That would explain people why some people say we should get rid of PowerPoint altogether (they’re coming from an oratorical worldview), and why other people say it’s a very primitive tool (they’re coming from a media-age perspective).
According to Dale, what will result from this clash of cultures is something new that blends together the engagement of in-person relationships and the power of media:
“The live presenter, taking advantage of electronic tools, is in a position to provide the first real bridge from the very ‘literate’ rhetoric that has dominated Western politics for the past few centuries to the more ‘oral’ traditions of theater, poetry and dance. Television alone taps into some of those emotional, communal, personal reactions, but loses virtually all the advantages of reasoned discussion. We certainly don’t want presenters to start to create video shows for audience members to view at their own convenience — which unfortunately has been done. There’s something about the person of the presenter that is crucial to good collective decision-making. We might be evolving from ‘formal orator’ to ‘discussion facilitator’ as the model, but rhetoric still seems to require a human personality to guide people’s thinking in good directions.”

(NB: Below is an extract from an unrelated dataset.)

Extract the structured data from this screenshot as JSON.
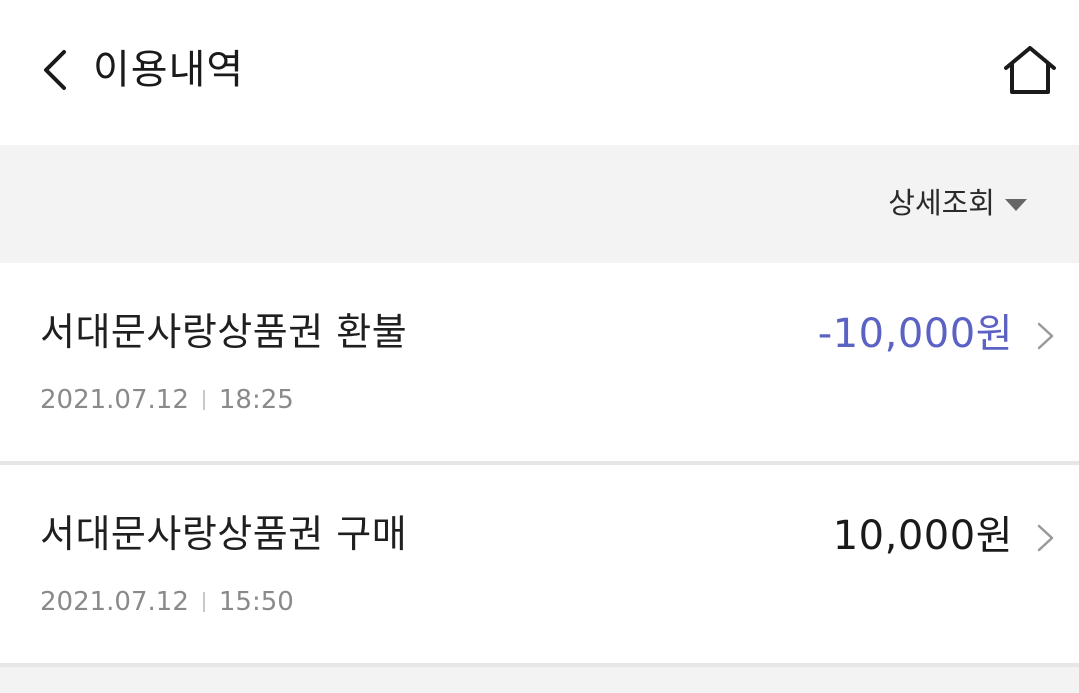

Who would’ve thought that creating a little old PowerPoint might be evolving human communication in a positive direction? Keep that in mind the next time you get ready to present.

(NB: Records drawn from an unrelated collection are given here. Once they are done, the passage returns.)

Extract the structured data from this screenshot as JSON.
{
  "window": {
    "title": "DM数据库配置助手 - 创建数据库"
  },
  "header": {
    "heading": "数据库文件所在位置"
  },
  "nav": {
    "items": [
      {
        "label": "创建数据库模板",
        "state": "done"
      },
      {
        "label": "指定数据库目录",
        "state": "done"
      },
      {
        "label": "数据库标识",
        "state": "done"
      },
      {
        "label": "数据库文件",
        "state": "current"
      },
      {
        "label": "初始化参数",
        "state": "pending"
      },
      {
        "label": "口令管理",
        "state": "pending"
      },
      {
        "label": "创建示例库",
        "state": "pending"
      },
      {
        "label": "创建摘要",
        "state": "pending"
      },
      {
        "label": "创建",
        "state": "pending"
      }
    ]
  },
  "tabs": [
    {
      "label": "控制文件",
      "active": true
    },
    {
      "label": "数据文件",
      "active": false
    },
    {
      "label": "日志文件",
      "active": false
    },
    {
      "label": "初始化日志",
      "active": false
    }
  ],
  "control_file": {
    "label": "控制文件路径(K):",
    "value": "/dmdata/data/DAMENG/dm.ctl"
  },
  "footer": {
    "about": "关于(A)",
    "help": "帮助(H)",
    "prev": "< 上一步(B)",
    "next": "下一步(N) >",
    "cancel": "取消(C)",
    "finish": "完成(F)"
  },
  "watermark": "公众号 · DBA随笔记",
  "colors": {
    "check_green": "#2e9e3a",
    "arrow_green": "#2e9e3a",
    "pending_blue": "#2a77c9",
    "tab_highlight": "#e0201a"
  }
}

Tip: Think about which worldview holds sway in your mind, and then about which worldview holds sway in the minds of your organization and your next audience. If you are a “formal orator” and consider PowerPoint to be a visual aid to hold text, select one of your slides and use a full-screen image to stretch your thinking. If you consider PowerPoint to be a primitive tool, expand a full-screen even larger and create a visual “scene” for your presentation with a PowerPoint slide. If you want to try out being a “media-enabled facilitator”, use a simple evocative media technique to open up a dialogue that wouldn’t happen any other way. And if you’re particularly daring, walk “into” an image as Scott McCloud does during his presentations. Remember, a PowerPoint innovation a day keeps the boredom — and culture clashes — at bay.